After more than a week of strife between the Turkish government and its citizens, Twitter on Wednesday challenged a series of court orders prompted by Prime Minister Tayyip Erdogan that have served to block the microblogging service in the country for nearly a week.
In conjunction with an independent Turkish attorney, Twitter filed a series of petitions for lawsuits in Turkish courts, challenging court orders that Erdogan’s party used to force the national telecommunications agency to block Twitter nationwide.
The ban, according to Twitter, rests primarily on the justifications made in three separate court orders: Two orders concern content that Twitter has already removed from the service. But the third order is levied at an anonymous user accusing Erdogan of corruption charges; the tweet in question included audio files that allegedly featured Erdogan and other officials engaged in criminal acts.
“This order causes us concern,” Twitter General Counsel Vijaya Gadde said in a company blog post. “Political speech is among the most important speech, especially when it concerns possible government corruption. That’s why today we have also petitioned the Turkish court on behalf of our users to reverse this order.”
Twitter’s move is another in a history of defending user rights in countries that have traditionally censored free speech by its citizens. The company typically refuses to remove tweets unless they specifically violate Twitter’s terms of service or are against the law in specific regions.
In some instances, Twitter will deploy a Country Withheld Content tool that blocks the viewing of certain tweets in a region, but makes them available to the rest of the world — it’s a compromise that circumvents outright censorship while cooperating with local laws. Twitter has used its Country Withheld Content tool on the tweets challenged by the third court order.
“With all announced bases for the access ban addressed, there are no legal grounds for the blocking of our service in Turkey,” Gadde wrote.
The ban came in the run-up to crucial local elections in Turkey that could unseat officials in Istanbul and Ankara, two areas in which Erdogan’s leading AK party is fiercely campaigning. The Twitter ban could serve to keep dissidents and opposition party activists at bay, at least on the social network.

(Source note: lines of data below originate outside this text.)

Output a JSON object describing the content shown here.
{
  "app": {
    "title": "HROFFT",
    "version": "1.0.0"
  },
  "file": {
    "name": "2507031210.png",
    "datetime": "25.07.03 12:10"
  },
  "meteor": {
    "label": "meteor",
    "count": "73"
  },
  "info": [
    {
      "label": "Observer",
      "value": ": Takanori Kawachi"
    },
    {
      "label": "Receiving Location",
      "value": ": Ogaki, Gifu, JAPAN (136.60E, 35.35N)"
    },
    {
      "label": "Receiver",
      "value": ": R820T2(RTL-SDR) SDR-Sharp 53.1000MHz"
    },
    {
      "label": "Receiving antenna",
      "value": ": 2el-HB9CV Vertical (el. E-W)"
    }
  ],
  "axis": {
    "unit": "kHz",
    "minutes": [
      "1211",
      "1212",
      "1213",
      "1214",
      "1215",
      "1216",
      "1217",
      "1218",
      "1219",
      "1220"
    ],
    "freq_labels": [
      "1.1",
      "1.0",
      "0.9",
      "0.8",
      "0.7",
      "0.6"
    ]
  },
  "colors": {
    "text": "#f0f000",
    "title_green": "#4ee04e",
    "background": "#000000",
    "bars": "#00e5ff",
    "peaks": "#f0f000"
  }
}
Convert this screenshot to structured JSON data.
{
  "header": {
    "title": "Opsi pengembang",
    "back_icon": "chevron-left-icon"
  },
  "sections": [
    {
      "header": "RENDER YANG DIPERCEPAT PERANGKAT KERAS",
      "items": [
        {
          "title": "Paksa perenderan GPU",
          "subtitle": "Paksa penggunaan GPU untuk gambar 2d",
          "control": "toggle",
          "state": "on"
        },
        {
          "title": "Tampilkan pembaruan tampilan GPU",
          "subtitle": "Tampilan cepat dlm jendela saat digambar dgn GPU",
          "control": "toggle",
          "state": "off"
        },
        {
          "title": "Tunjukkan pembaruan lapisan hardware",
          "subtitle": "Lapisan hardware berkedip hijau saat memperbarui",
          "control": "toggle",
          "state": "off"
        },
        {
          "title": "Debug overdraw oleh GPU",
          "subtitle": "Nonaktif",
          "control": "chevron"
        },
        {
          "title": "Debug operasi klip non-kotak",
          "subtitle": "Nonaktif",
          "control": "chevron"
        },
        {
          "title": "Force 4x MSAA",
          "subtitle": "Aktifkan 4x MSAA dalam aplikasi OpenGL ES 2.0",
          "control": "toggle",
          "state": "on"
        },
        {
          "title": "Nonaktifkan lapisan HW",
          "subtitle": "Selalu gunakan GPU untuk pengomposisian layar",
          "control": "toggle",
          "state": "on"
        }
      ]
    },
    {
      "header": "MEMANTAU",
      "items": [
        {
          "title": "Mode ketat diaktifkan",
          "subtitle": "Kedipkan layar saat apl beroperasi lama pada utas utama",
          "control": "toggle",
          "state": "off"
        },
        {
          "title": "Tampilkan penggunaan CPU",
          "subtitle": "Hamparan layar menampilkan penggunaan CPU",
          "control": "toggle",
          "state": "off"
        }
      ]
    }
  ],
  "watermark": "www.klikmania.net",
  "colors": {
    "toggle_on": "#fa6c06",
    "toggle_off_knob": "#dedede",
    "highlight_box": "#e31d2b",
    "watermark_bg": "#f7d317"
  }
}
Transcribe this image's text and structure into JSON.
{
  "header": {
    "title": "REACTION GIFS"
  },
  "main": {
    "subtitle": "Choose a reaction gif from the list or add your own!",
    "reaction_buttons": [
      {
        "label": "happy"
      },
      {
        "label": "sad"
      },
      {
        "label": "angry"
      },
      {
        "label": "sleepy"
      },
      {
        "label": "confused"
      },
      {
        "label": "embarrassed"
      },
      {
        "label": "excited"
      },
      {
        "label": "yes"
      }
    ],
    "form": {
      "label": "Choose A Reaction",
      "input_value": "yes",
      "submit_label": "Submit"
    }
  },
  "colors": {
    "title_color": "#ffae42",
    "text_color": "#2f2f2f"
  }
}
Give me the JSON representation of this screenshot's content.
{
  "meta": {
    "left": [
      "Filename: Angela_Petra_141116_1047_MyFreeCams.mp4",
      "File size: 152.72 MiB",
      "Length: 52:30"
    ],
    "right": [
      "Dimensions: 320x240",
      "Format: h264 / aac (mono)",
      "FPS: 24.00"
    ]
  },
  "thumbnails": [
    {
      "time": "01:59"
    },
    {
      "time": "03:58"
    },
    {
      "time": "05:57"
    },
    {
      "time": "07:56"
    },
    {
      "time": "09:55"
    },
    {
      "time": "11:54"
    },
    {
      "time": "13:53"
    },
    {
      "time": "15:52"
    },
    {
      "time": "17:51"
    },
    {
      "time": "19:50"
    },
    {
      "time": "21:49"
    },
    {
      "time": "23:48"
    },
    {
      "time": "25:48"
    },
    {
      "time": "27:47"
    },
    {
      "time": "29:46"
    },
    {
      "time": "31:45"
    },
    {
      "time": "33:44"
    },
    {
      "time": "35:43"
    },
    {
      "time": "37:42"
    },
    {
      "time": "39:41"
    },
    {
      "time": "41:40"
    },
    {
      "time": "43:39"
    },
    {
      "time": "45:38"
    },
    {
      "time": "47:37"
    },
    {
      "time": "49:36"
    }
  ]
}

“With positive developments today concerning judicial review of this disproportionate and illegal administrative act of access banning the whole of Twitter, we expect the government to restore access to Twitter immediately so that its citizens can continue an open online dialogue ahead of the elections to be held at the end of this week,” Gadde wrote.